What is needed is an exact copy of all the data.

*** DATA SHOWN Section Begins ***

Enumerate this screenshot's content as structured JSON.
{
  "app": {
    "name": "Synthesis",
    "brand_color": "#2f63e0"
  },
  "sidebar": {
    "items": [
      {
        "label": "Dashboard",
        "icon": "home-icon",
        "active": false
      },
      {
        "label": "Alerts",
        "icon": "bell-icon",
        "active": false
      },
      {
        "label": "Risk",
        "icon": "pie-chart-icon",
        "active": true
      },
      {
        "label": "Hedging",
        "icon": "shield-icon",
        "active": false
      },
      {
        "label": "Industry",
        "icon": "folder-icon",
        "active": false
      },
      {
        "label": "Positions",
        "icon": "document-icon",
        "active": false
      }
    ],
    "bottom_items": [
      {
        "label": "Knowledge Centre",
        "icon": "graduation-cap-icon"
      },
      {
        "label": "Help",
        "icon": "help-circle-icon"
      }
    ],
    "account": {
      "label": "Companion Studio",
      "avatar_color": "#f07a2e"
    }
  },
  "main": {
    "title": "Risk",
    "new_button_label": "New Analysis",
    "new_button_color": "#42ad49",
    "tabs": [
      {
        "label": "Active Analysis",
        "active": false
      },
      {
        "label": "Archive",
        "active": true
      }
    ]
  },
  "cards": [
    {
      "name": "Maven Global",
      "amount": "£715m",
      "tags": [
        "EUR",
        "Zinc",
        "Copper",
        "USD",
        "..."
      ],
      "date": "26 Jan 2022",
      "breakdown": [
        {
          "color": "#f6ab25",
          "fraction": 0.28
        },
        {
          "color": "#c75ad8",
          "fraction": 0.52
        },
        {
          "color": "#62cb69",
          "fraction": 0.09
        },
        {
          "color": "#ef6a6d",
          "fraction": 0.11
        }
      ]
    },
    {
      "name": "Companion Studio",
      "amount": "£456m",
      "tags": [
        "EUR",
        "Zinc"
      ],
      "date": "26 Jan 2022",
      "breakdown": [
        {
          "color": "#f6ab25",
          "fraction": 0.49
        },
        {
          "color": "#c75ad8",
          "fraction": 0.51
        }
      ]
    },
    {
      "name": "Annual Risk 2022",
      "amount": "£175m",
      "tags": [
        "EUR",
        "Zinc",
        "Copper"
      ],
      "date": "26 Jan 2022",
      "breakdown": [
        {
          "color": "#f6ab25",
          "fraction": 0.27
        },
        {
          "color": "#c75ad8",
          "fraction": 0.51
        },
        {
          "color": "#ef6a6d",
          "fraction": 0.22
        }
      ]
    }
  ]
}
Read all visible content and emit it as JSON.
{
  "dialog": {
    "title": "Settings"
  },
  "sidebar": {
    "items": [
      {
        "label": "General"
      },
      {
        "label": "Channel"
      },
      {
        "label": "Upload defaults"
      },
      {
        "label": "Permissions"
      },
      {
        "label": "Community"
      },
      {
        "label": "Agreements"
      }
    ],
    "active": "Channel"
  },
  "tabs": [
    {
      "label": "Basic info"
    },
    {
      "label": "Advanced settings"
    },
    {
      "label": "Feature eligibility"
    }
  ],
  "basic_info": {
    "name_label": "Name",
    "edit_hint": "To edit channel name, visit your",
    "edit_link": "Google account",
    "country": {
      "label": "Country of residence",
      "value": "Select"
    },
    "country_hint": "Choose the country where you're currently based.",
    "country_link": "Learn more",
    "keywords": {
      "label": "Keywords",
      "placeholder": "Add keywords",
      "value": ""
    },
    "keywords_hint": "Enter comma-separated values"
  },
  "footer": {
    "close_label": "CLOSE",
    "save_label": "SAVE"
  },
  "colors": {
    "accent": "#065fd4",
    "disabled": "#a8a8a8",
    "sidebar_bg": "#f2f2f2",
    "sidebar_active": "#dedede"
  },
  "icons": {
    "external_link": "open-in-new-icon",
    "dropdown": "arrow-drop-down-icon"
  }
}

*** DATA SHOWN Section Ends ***

■ SOLVED EXERCISE ■
Enumerate this screenshot's content as structured JSON.
{
  "app": {
    "name": "Synthesis",
    "brand_color": "#2f63e0"
  },
  "sidebar": {
    "items": [
      {
        "label": "Dashboard",
        "icon": "home-icon",
        "active": false
      },
      {
        "label": "Alerts",
        "icon": "bell-icon",
        "active": false
      },
      {
        "label": "Risk",
        "icon": "pie-chart-icon",
        "active": true
      },
      {
        "label": "Hedging",
        "icon": "shield-icon",
        "active": false
      },
      {
        "label": "Industry",
        "icon": "folder-icon",
        "active": false
      },
      {
        "label": "Positions",
        "icon": "document-icon",
        "active": false
      }
    ],
    "bottom_items": [
      {
        "label": "Knowledge Centre",
        "icon": "graduation-cap-icon"
      },
      {
        "label": "Help",
        "icon": "help-circle-icon"
      }
    ],
    "account": {
      "label": "Companion Studio",
      "avatar_color": "#f07a2e"
    }
  },
  "main": {
    "title": "Risk",
    "new_button_label": "New Analysis",
    "new_button_color": "#42ad49",
    "tabs": [
      {
        "label": "Active Analysis",
        "active": false
      },
      {
        "label": "Archive",
        "active": true
      }
    ]
  },
  "cards": [
    {
      "name": "Maven Global",
      "amount": "£715m",
      "tags": [
        "EUR",
        "Zinc",
        "Copper",
        "USD",
        "..."
      ],
      "date": "26 Jan 2022",
      "breakdown": [
        {
          "color": "#f6ab25",
          "fraction": 0.28
        },
        {
          "color": "#c75ad8",
          "fraction": 0.52
        },
        {
          "color": "#62cb69",
          "fraction": 0.09
        },
        {
          "color": "#ef6a6d",
          "fraction": 0.11
        }
      ]
    },
    {
      "name": "Companion Studio",
      "amount": "£456m",
      "tags": [
        "EUR",
        "Zinc"
      ],
      "date": "26 Jan 2022",
      "breakdown": [
        {
          "color": "#f6ab25",
          "fraction": 0.49
        },
        {
          "color": "#c75ad8",
          "fraction": 0.51
        }
      ]
    },
    {
      "name": "Annual Risk 2022",
      "amount": "£175m",
      "tags": [
        "EUR",
        "Zinc",
        "Copper"
      ],
      "date": "26 Jan 2022",
      "breakdown": [
        {
          "color": "#f6ab25",
          "fraction": 0.27
        },
        {
          "color": "#c75ad8",
          "fraction": 0.51
        },
        {
          "color": "#ef6a6d",
          "fraction": 0.22
        }
      ]
    }
  ]
}
Read all visible content and emit it as JSON.
{
  "dialog": {
    "title": "Settings"
  },
  "sidebar": {
    "items": [
      {
        "label": "General"
      },
      {
        "label": "Channel"
      },
      {
        "label": "Upload defaults"
      },
      {
        "label": "Permissions"
      },
      {
        "label": "Community"
      },
      {
        "label": "Agreements"
      }
    ],
    "active": "Channel"
  },
  "tabs": [
    {
      "label": "Basic info"
    },
    {
      "label": "Advanced settings"
    },
    {
      "label": "Feature eligibility"
    }
  ],
  "basic_info": {
    "name_label": "Name",
    "edit_hint": "To edit channel name, visit your",
    "edit_link": "Google account",
    "country": {
      "label": "Country of residence",
      "value": "Select"
    },
    "country_hint": "Choose the country where you're currently based.",
    "country_link": "Learn more",
    "keywords": {
      "label": "Keywords",
      "placeholder": "Add keywords",
      "value": ""
    },
    "keywords_hint": "Enter comma-separated values"
  },
  "footer": {
    "close_label": "CLOSE",
    "save_label": "SAVE"
  },
  "colors": {
    "accent": "#065fd4",
    "disabled": "#a8a8a8",
    "sidebar_bg": "#f2f2f2",
    "sidebar_active": "#dedede"
  },
  "icons": {
    "external_link": "open-in-new-icon",
    "dropdown": "arrow-drop-down-icon"
  }
}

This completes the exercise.